The summery colours of Purslane, also known as Portulaca, are a feast for the eye and immediately evoke a tropical mood. In bud it’s a modest green presence with thick green leaves. Once the buds show their first colour, you won’t know what’s hit you: red, orange, pink, yellow, white and lilac, and sometimes all mixed up together, with single and double flowers. The summer bloomer is a close relative of the upright species which is eaten as a slightly sour salty vegetable.
Fantastic in a low dish
You often see purslane in hanging baskets, but it looks equally good in a low dish or container. Planted in the soil it provides groundcover that’s very suitable for border edges and in rockeries. This low-growing, richly flowering sun worshipper is easy to live with. Like a succulent, the fleshy thick leaves mean that it can cope well with drier periods. The plant grows to about 20cm tall, and continues flowering until the first night frost.

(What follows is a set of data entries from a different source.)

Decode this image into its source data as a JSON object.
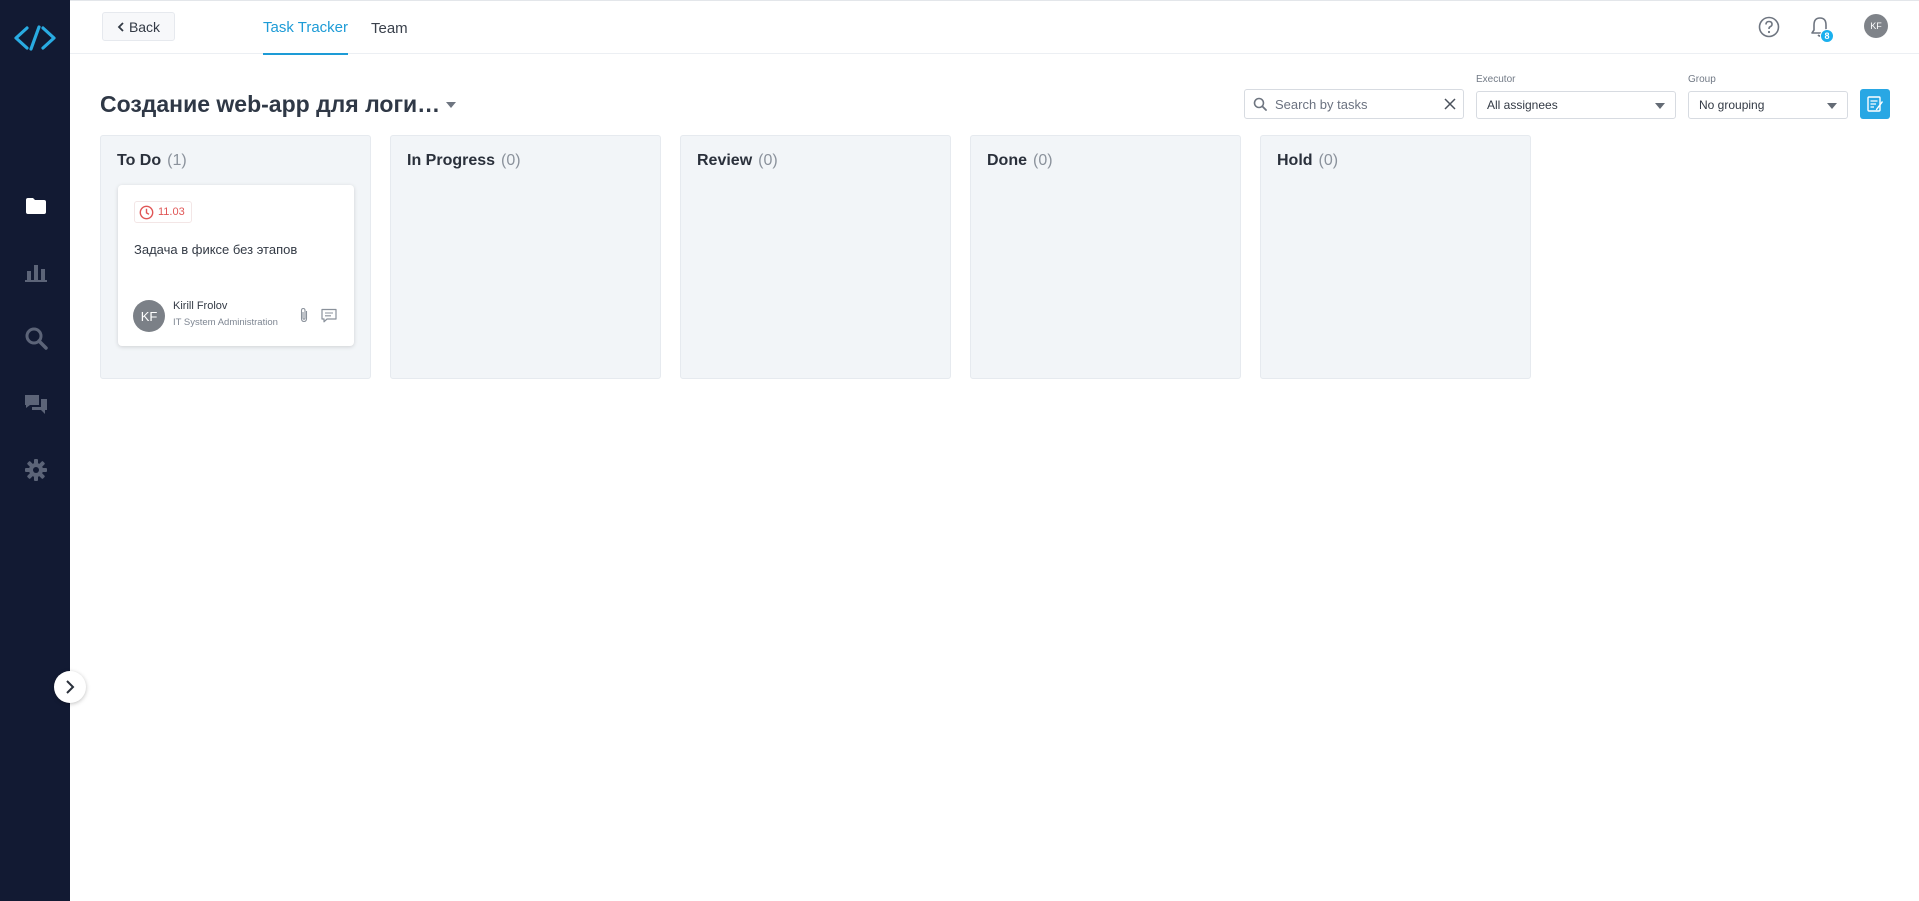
{
  "sidebar": {
    "icons": [
      "logo-icon",
      "folder-icon",
      "chart-icon",
      "search-icon",
      "chat-icon",
      "gear-icon"
    ],
    "expand_icon": "chevron-right-icon"
  },
  "header": {
    "back_label": "Back",
    "tabs": [
      {
        "label": "Task Tracker",
        "active": true
      },
      {
        "label": "Team",
        "active": false
      }
    ],
    "notification_count": "8",
    "user_initials": "KF"
  },
  "project": {
    "title": "Создание web-app для логи…"
  },
  "filters": {
    "search_placeholder": "Search by tasks",
    "executor_label": "Executor",
    "executor_value": "All assignees",
    "group_label": "Group",
    "group_value": "No grouping"
  },
  "board": {
    "columns": [
      {
        "name": "To Do",
        "count": "(1)"
      },
      {
        "name": "In Progress",
        "count": "(0)"
      },
      {
        "name": "Review",
        "count": "(0)"
      },
      {
        "name": "Done",
        "count": "(0)"
      },
      {
        "name": "Hold",
        "count": "(0)"
      }
    ],
    "card": {
      "due_date": "11.03",
      "title": "Задача в фиксе без этапов",
      "assignee_initials": "KF",
      "assignee_name": "Kirill Frolov",
      "assignee_dept": "IT System Administration"
    }
  },
  "colors": {
    "sidebar_bg": "#121a33",
    "accent": "#1d9bd6",
    "due_red": "#e05656"
  }
}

Swinging citizen of the world
Purslane grows throughout the subtropics, from North Africa via the Middle East and India to Malaysia. In Iran archaeological excavations have found remains from which it’s been concluded that it was used as a herb there for some 3000 years. Purslane reached Europe in around 1700 thanks to travellers and traders.

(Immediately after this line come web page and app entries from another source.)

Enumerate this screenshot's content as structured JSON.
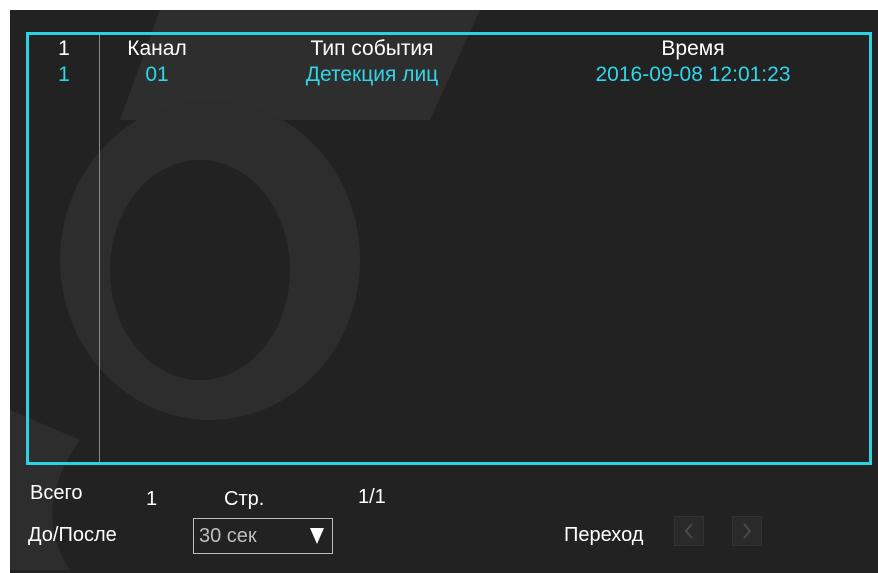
{
  "table": {
    "headers": [
      "1",
      "Канал",
      "Тип события",
      "Время"
    ],
    "rows": [
      {
        "index": "1",
        "channel": "01",
        "event_type": "Детекция лиц",
        "time": "2016-09-08 12:01:23"
      }
    ]
  },
  "footer": {
    "total_label": "Всего",
    "total_value": "1",
    "page_label": "Стр.",
    "page_value": "1/1",
    "pre_post_label": "До/После",
    "pre_post_value": "30 сек",
    "goto_label": "Переход"
  },
  "icons": {
    "dropdown": "triangle-down-icon",
    "prev": "chevron-left-icon",
    "next": "chevron-right-icon"
  },
  "colors": {
    "accent": "#29d3e4",
    "row_text": "#2fd6e8",
    "panel_bg": "#222222"
  }
}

This garden bloomer is not suitable for human consumption, unlike the vegetable version.
Writer Pliny the Elder, a Roman scientist who lived in the first century A.D., recommended carrying a sprig of purslane as an amulet against demons.

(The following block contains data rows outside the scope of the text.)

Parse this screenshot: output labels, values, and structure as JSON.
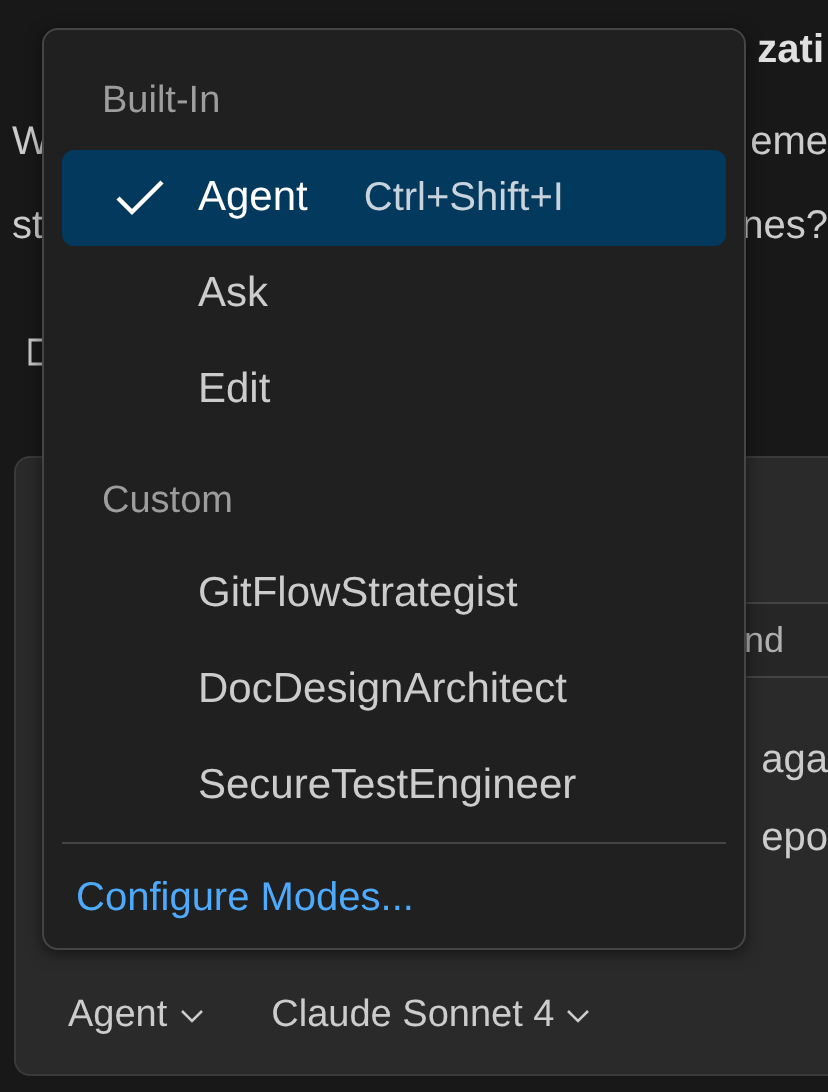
{
  "chat": {
    "heading_fragment": "zati",
    "question_lines": [
      {
        "start": "W",
        "end": "eme"
      },
      {
        "start": "st",
        "end": "nes?"
      }
    ]
  },
  "input_panel": {
    "toolbar_fragment": "nd",
    "text_fragments": [
      "aga",
      "epo"
    ],
    "mode_picker": "Agent",
    "model_picker": "Claude Sonnet 4"
  },
  "mode_menu": {
    "sections": [
      {
        "title": "Built-In",
        "items": [
          {
            "label": "Agent",
            "shortcut": "Ctrl+Shift+I",
            "selected": true
          },
          {
            "label": "Ask",
            "selected": false
          },
          {
            "label": "Edit",
            "selected": false
          }
        ]
      },
      {
        "title": "Custom",
        "items": [
          {
            "label": "GitFlowStrategist",
            "selected": false
          },
          {
            "label": "DocDesignArchitect",
            "selected": false
          },
          {
            "label": "SecureTestEngineer",
            "selected": false
          }
        ]
      }
    ],
    "footer_link": "Configure Modes..."
  }
}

It’s also attributed with a protective effect in wicca (witchcraft): a sprig on your bed is said to prevent nightmares.
Portulaca derives from the Latin word 'portula', which freely translates as ‘small gate’: the top of the seed capsule opens like a gate.